I heard about a technique referred to as Hot French Randall a while back and wanted to give it a go, so what better candidate than the American Pale I was brewing with my first batch of harvested yeast?
My dedicated stainless steel cafetière had arrived a couple of weeks previously and Thirst Scratch was coming up for dry hopping, so I decided to split the hops into two equal portions and do the same with the brew, once I’d removed it from the refrigerator where it’s been cold-crashing for a few days. It actually went pretty well with only two hiccups.

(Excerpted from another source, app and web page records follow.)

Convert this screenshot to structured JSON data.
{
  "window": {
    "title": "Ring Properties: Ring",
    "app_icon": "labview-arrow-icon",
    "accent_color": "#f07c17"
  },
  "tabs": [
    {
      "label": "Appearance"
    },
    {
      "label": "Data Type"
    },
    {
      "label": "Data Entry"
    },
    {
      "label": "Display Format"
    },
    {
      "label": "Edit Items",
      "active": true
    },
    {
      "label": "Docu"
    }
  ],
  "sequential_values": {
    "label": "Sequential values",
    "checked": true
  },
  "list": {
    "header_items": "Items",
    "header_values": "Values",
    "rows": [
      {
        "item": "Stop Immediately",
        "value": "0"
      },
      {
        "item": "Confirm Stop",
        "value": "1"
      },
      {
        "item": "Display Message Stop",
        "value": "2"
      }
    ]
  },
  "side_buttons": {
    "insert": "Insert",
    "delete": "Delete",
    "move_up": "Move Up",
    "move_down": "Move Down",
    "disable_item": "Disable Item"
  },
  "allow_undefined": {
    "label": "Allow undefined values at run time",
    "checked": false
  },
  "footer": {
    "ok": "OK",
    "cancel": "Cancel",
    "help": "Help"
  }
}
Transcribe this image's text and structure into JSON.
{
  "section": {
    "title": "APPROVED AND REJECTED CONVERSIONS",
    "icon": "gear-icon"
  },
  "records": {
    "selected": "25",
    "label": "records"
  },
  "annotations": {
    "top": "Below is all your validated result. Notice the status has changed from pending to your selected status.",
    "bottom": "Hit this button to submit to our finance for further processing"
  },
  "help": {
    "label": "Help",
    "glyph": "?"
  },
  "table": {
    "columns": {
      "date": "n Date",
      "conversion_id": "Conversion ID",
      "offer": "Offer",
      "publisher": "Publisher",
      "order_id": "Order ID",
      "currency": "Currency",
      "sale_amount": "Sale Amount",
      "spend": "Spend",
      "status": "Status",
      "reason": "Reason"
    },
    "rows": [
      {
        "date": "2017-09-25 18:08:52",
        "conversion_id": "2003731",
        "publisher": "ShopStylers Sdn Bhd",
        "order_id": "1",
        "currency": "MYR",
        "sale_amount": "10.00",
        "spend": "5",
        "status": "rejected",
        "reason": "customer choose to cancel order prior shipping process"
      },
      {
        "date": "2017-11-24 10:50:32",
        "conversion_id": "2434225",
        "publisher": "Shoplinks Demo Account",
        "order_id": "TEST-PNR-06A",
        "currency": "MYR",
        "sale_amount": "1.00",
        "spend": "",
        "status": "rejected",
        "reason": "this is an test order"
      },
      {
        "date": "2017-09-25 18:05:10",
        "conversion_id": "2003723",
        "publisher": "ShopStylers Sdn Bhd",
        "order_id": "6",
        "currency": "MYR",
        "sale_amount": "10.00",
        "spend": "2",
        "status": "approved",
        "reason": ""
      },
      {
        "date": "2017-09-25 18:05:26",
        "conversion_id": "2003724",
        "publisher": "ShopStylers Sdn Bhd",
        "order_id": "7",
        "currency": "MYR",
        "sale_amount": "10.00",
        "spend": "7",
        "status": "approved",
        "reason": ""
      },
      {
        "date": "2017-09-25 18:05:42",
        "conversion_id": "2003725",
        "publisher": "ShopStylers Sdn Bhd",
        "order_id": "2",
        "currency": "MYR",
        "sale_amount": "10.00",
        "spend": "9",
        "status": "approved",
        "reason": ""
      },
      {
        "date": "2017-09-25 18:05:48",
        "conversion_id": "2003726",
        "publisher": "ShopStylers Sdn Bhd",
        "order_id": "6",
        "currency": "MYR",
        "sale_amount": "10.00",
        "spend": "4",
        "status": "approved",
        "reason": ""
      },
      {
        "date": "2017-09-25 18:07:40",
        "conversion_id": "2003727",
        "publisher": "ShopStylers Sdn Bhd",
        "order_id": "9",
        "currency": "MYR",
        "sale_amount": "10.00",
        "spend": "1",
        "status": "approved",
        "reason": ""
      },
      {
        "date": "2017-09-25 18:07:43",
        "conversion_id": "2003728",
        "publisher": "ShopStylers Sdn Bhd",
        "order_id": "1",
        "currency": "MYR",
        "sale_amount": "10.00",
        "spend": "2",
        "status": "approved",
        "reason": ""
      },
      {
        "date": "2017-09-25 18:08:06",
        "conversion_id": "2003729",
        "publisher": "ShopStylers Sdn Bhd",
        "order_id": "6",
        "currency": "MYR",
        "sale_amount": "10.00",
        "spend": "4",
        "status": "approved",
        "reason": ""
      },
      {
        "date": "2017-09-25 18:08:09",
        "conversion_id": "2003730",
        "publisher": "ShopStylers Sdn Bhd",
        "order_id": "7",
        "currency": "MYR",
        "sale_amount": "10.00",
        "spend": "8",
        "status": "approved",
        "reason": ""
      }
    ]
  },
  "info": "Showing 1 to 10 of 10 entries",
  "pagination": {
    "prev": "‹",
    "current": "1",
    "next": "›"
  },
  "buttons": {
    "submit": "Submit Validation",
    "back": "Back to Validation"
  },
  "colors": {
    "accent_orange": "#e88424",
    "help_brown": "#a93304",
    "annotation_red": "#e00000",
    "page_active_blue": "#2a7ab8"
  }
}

- The final dose of hops consisted of 25g Citra and 25g Falconer’s Flight, which I’d mixed together and sealed in a vacuum bag when I was weighing out the ingredients right at the start. Today I released the vacuum and gave the bag a good shake, but can’t be 100% sure that the two 25g batches I divided it into each contain exactly the same ratio of both hop types.
- There’s a small chance of contamination from the new cafetière because the design features an inaccessible void in the lid which can nevertheless gather water, and it did so during cleaning. I noticed some black sludgy substance on the shaft as I was about to seal in the hops, and decided to wipe it off with some fresh kitchen roll, knowing it won’t be 100% sanitary but having to bow to the lesser of two evils or junk the experiment.
As tests go it won’t be totally clinical anyway because I didn’t add a cafetière of water to the half of the beer which remained in the bucket it was cold-crashed in (so the other half will be slightly more diluted) and I didn’t rack the ‘standard’ dry-hopped treatment to a fresh bucket, which means it’s still sitting in whatever it dropped during crashing.
Both vessels are now in the brewery at ambient temperatures of around 17.5℃ and as they’d finished fermenting I don’t expect their contents to be much above that. The traditionally dry-hopped bucket is a 25 litre plastic FV, the HFR treatment sits in my 10 litre SS Brewtech bucket, which was filled via the bottom spigot using a racking cane after being roughly purged of oxygen via a blast of CO2 from the top.Continue reading